1. The average summer temperature in Antarctica is -30°C while in the winter it is -60°C. The lowest recorded temperature is - 89.6°C. Salt water usually freezes at -2°C however Deep Lake on the continent is so salty that it cannot freeze.

2. The Dry Valleys of Antarctica are so moisture free that despite the cold, no ice or snow can form. The dusty expanses of dirt are close to the environment of Mars and so NASA did testing there for their Viking mission.

3. The ice sheet of Antarctica is up to 6km thick in places and holds 60% - 70% of the world's fresh water. If it was to melt, sea levels would rise approximately 65m the world over.

4. Despite the ice sheet, Antarctica is home to many fresh water lakes, buried deep underground. Lake Vostok is buried 4km under frozen water, one of more than 200 bodies of water discovered beneath the ice.

5. Antarctica is also home to one of the world's biggest mountain ranges, the Gamburtsev Mountains. Peaks here reach about 27,000m - that's about a third the size of Everest.

6. The most southern volcano in the world Mount Erebus, is surrounded by lava lakes which have held liquid magma for thousands of years despite the freezing temperatures.

7. The largest land animal of the continent is an insect. The wingless midge is less than 13mm long and lives around penguin colonies. There are no flying insects on the continent - with winds up to 320km p/h they would not survive!

8. Antarctica is one of the best places to find meteorites. The dark meteorites show up clearly against the white ice and snow. In fact, ice floes often encourage meteorites to gather in one place.

9. The geographic South Pole hasn't always been on Antarctica because of continental drift. Each year on New Year's Day there is a ceremony where the geographic South Pole is repositioned to compensate for  the 10m shift per year of the polar ice sheet towards the Weddell Sea.

10. There are 30 countries that man 80 research stations on the continent and in the summer there are about 4,000 people living there while in winter there are 1,000 people.

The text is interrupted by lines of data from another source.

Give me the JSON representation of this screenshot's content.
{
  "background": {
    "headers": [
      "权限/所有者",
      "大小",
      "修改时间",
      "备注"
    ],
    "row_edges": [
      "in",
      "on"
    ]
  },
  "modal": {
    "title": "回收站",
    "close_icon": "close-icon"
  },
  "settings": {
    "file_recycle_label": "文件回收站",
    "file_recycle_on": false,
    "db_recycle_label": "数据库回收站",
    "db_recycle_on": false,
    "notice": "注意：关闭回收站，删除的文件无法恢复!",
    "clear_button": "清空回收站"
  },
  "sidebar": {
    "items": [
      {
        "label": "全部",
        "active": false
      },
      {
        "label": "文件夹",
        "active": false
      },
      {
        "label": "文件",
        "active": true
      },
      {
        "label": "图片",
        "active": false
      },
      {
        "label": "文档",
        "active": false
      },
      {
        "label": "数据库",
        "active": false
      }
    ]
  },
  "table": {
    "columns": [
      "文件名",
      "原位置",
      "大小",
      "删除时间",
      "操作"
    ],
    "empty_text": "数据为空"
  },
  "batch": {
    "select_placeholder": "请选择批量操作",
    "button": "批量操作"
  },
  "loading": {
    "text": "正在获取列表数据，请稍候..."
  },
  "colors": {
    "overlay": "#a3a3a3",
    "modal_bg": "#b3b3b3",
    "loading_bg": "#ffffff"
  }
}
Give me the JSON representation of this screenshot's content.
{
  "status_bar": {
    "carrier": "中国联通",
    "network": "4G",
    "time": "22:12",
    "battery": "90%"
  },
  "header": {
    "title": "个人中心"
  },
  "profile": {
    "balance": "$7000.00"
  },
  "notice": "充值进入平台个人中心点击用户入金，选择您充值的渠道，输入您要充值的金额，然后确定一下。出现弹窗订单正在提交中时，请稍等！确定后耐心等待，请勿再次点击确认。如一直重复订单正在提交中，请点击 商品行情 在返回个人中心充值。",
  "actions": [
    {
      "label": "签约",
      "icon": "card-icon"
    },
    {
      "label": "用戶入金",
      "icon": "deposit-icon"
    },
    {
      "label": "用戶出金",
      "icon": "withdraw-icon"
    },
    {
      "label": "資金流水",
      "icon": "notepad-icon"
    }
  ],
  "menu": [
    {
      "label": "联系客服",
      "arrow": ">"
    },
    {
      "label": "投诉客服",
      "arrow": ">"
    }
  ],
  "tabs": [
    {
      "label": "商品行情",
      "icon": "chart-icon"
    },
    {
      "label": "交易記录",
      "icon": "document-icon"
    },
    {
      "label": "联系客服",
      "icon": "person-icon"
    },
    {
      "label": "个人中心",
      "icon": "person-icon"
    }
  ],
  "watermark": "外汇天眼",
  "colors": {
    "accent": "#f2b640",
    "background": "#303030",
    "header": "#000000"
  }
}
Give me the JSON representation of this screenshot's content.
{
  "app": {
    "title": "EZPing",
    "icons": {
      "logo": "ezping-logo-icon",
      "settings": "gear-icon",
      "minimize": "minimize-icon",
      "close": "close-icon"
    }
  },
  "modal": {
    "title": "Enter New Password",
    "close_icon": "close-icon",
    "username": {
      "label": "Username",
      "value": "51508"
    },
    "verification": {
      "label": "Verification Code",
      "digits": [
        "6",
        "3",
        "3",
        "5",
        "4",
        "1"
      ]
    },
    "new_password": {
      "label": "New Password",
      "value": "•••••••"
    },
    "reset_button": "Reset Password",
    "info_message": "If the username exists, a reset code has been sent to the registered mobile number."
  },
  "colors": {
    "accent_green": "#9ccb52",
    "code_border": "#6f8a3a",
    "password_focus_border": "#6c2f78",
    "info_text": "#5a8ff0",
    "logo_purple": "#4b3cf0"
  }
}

In January 1979, Emile Marco Palma was the first person born on the continent and only ten other people have been born there since.

Explore Antarctica with Bentours on one of our fascinating expedition cruises - contact us today!